June 13, 2016 5:43 pm

by Gary Graham Visitors to Baja Sur arriving by air, land or sea share one thing in common — the predictable signature spring weather that is one of the foundations of Baja’s popularity. Sportfishing is another fundamental that, although isn’t as predictable as the weather, more often than not promises an extraordinary adventure. The remarkably large number of exotic fish found in the fertile waters surrounding the tip is rarely found anywhere else in the world and they seldom all bite at the same time. Seemingly sophisticated anglers arrive with enough fishing tackle to open their own stores; they are intent on catching a specific species for one reason or another, i.e., their bucket list, never caught one, favorite fish to catch, etc.  They insist on targeting that special fish regardless of the advice of their Captain and crew and they are willing to sacrifice their entire trip in search of it even though it may be inaccessible.
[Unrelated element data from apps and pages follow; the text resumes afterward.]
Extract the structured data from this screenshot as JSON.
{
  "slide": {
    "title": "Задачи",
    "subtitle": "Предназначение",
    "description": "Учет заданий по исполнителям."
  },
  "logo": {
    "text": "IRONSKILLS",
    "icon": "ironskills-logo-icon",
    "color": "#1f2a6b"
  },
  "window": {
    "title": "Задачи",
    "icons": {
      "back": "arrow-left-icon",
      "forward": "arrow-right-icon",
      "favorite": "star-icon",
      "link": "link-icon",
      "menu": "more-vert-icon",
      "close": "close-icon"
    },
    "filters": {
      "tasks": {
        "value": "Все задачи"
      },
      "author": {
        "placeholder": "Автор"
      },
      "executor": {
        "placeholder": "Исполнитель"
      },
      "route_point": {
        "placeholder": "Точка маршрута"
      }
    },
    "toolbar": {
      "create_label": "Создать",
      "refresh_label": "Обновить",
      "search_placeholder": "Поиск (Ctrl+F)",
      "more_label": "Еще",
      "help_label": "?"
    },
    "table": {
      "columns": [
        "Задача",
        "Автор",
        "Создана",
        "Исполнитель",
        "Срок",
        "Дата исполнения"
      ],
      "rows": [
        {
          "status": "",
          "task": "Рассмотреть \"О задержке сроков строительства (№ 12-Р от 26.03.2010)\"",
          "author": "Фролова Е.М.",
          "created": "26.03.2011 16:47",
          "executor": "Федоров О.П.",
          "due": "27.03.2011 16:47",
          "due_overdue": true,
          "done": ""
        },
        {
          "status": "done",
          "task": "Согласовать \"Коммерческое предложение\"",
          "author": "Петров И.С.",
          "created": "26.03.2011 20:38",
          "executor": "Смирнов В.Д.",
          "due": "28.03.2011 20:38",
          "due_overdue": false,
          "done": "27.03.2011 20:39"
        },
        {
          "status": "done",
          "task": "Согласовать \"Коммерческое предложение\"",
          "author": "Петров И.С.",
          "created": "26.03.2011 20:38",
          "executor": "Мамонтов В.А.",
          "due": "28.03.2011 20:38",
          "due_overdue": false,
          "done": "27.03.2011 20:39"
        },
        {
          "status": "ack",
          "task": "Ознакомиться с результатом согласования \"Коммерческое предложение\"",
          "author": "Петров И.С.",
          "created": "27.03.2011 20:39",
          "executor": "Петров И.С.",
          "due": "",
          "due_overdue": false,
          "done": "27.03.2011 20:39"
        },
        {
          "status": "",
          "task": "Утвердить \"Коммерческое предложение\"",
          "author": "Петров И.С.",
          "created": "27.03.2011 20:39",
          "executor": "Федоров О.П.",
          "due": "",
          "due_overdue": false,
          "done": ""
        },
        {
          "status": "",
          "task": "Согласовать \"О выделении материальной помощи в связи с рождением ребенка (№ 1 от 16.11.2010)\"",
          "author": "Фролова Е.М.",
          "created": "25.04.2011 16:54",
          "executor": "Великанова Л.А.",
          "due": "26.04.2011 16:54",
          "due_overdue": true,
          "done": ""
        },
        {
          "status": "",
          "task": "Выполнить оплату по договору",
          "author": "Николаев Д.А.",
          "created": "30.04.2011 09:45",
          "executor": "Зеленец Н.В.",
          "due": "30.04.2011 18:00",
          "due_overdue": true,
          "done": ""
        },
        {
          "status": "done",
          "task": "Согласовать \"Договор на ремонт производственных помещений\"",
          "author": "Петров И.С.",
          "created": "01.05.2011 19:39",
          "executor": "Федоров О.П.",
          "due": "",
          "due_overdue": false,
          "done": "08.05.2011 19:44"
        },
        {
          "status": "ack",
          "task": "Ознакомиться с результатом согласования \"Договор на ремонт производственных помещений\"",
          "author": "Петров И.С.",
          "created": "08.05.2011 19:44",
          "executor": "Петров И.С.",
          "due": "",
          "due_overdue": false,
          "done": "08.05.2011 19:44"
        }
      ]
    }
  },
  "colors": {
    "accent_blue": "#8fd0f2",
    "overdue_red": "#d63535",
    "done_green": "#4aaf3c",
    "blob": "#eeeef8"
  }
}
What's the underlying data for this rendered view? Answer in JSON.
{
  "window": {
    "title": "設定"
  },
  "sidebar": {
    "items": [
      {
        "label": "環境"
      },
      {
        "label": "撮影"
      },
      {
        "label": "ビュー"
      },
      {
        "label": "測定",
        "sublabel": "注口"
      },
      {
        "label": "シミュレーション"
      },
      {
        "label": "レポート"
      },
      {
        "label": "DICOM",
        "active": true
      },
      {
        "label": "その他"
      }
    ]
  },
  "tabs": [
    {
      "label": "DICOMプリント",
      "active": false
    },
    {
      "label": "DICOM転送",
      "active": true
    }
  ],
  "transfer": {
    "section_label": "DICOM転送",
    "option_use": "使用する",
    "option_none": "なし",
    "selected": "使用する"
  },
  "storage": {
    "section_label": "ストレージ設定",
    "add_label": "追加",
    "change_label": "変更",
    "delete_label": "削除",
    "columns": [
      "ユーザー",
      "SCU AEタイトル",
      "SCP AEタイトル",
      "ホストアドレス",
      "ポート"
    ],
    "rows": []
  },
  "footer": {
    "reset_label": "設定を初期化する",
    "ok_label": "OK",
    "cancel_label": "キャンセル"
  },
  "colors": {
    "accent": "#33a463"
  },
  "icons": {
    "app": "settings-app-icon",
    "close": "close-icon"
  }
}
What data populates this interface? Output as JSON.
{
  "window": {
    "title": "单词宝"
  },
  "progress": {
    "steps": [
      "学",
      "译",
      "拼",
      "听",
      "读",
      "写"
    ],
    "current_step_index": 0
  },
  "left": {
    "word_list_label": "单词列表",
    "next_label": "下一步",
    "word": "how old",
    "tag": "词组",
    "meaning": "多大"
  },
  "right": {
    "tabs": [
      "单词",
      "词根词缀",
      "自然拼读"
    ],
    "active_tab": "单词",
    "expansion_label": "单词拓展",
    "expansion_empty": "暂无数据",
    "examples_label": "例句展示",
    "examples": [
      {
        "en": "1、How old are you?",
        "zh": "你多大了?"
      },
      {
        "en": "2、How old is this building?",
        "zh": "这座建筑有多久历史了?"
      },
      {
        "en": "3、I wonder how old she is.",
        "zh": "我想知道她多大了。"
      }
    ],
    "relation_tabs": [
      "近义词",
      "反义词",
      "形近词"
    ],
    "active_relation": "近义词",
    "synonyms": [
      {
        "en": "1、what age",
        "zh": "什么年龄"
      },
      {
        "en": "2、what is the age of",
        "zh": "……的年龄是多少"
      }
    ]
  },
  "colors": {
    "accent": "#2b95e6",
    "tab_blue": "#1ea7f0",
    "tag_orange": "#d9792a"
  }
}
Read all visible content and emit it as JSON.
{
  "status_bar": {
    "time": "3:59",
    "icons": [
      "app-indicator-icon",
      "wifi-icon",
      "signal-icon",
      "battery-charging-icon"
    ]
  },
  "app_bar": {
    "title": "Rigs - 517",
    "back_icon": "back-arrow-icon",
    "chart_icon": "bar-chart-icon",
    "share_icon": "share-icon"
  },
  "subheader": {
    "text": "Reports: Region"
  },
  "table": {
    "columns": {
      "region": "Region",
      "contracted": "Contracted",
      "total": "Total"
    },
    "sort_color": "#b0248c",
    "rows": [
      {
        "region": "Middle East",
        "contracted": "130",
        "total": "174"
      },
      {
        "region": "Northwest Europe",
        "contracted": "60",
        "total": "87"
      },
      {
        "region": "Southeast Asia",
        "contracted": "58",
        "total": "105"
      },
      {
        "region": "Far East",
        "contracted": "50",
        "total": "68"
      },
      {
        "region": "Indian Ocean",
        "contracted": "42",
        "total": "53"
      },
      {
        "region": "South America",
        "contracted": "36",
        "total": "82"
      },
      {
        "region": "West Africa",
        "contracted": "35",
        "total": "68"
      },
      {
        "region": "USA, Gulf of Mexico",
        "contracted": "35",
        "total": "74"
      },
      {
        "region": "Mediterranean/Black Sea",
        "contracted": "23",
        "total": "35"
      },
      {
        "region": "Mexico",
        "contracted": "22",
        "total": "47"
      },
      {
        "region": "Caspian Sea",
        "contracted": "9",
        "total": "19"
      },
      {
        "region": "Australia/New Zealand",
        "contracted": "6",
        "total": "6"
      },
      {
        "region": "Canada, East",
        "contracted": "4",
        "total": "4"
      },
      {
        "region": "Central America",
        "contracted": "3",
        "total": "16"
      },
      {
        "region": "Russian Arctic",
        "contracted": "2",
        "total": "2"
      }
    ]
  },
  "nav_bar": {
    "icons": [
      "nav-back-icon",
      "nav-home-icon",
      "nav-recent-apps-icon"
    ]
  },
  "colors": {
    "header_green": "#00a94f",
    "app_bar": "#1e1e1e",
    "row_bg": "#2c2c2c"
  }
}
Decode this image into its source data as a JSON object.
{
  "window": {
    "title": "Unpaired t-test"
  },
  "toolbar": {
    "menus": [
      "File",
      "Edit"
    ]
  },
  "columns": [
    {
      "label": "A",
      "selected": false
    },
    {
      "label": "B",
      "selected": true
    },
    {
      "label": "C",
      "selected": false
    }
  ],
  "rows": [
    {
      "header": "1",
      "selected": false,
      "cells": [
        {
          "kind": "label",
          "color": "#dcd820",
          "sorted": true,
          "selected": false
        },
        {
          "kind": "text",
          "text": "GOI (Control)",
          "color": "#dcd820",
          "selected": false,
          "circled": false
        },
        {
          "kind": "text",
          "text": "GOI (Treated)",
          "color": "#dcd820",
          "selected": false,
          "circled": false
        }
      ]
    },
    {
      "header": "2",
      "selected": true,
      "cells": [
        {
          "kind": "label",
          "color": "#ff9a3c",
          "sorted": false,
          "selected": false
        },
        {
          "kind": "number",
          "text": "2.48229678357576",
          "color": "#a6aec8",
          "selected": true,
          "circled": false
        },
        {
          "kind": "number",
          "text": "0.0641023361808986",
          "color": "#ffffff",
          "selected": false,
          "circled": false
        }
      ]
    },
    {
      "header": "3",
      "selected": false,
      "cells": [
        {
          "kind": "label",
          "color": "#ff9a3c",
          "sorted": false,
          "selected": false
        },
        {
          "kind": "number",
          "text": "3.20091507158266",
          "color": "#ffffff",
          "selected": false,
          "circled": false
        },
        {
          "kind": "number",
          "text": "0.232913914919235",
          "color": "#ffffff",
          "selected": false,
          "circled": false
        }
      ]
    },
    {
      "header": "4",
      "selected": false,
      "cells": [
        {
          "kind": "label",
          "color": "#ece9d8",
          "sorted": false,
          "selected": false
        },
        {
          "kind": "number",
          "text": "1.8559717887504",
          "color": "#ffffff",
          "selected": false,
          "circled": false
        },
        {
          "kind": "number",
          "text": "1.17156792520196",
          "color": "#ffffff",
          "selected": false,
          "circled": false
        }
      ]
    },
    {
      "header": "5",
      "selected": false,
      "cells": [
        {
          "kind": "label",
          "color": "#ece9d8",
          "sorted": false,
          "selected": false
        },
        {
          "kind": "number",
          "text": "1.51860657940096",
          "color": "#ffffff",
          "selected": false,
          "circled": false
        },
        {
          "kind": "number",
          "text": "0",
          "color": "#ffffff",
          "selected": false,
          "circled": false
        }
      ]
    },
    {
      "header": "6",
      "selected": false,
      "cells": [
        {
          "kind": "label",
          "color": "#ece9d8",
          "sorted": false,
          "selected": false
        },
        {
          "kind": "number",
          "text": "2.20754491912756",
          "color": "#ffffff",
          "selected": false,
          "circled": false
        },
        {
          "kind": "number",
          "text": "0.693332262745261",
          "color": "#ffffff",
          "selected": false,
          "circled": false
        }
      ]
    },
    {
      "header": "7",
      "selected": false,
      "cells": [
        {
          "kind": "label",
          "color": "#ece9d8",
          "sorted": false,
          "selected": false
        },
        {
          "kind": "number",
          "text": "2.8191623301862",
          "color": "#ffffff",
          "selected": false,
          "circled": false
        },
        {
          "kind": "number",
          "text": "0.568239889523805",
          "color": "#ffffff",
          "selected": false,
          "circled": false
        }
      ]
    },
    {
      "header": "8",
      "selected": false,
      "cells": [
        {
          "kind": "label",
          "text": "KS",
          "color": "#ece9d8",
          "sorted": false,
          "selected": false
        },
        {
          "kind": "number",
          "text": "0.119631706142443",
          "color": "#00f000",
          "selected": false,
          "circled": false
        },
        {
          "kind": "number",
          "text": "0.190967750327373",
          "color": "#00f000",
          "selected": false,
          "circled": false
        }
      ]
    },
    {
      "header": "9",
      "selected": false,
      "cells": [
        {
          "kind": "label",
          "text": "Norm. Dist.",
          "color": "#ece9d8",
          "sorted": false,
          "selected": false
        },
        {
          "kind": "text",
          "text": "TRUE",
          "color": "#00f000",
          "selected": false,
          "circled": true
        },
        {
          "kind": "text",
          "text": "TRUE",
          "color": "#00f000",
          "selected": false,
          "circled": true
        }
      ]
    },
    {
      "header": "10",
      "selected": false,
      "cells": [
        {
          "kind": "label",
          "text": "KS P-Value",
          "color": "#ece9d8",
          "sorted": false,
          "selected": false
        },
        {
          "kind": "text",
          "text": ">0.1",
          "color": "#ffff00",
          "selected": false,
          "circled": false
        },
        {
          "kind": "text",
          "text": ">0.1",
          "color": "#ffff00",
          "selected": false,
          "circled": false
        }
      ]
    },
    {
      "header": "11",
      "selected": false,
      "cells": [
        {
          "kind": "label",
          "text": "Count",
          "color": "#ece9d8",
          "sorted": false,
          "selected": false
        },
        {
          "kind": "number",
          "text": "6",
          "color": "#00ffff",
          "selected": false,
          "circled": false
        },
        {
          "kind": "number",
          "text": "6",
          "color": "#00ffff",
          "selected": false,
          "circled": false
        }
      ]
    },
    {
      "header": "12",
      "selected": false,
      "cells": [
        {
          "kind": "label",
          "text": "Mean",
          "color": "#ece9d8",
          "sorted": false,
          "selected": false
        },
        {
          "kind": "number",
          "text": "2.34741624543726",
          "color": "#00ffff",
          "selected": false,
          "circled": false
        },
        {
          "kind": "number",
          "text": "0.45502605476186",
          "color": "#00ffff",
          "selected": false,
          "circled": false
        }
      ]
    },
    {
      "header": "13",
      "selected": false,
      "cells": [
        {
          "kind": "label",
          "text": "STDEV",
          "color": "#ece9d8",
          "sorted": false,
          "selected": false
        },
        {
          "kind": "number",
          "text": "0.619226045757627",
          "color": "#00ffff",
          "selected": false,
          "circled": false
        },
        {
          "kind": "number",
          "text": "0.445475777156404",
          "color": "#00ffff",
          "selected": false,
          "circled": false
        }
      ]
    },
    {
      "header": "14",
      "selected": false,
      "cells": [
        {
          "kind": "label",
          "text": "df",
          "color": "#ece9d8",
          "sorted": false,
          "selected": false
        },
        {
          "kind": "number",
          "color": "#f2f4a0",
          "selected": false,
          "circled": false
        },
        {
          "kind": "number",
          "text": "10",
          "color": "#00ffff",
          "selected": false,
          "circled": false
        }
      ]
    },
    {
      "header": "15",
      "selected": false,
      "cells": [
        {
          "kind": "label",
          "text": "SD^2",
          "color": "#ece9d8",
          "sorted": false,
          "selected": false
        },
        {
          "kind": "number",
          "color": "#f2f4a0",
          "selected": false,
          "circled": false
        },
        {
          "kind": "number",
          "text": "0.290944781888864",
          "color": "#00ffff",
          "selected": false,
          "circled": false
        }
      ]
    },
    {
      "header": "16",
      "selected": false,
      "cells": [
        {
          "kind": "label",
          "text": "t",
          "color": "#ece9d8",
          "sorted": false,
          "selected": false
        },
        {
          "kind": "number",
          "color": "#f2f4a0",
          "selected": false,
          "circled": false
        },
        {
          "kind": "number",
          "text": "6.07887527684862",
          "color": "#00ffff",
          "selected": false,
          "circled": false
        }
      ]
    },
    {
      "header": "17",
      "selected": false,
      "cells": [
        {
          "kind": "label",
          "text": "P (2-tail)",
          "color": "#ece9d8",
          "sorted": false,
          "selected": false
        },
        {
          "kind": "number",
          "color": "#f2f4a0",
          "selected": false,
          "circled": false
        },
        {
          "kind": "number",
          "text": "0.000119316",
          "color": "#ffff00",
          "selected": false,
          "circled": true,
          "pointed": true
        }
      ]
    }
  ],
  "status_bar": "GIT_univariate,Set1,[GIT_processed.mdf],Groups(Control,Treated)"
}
At present, the most talked about fish seems to be the wahoo, which has been consistently in catch reports from Baja’s tip to La Paz.  Although usually an incidental catch, some boats have been scoring multiple fish from barely 10 pounds up to 50 pounds with best results being in the early morning close to shore. Yellowtail, normally more of a winter catch, recently reappeared at La Paz – nice-sized ones up to 30 pounds. In the billfish category, striped marlin and sailfish will be the most likely targets. Usually thick this time of year, they are scattered now; the good news is if you find one, chances are there will be a few more around. Another popular choice is yellowfin tuna that have been found traveling offshore beneath large porpoise schools searching for food. Most are fish up to 20 pounds with a few missed in the school five times that size. Inshore, a few miles off Land’s End, the roosterfish bite has been steady for fish up to 25 pounds — all released — which is good news. Mixed in are some healthy jack crevalle in the same size class — another release candidate, along with all the bonito you want. If you happen to hook one of the much sought after white skipjack with horizontal white bars, they are a great choice for ceviche. Another inshore choice is to fish the bottom close to shore for cabrilla, pargo and grouper — all great table fare that your favorite restaurant will be delighted to prepare for your lunch or dinner. While fishing and weather are outstanding, remember: don’t waste your trip targeting a species of fish that aren’t biting.    ]]>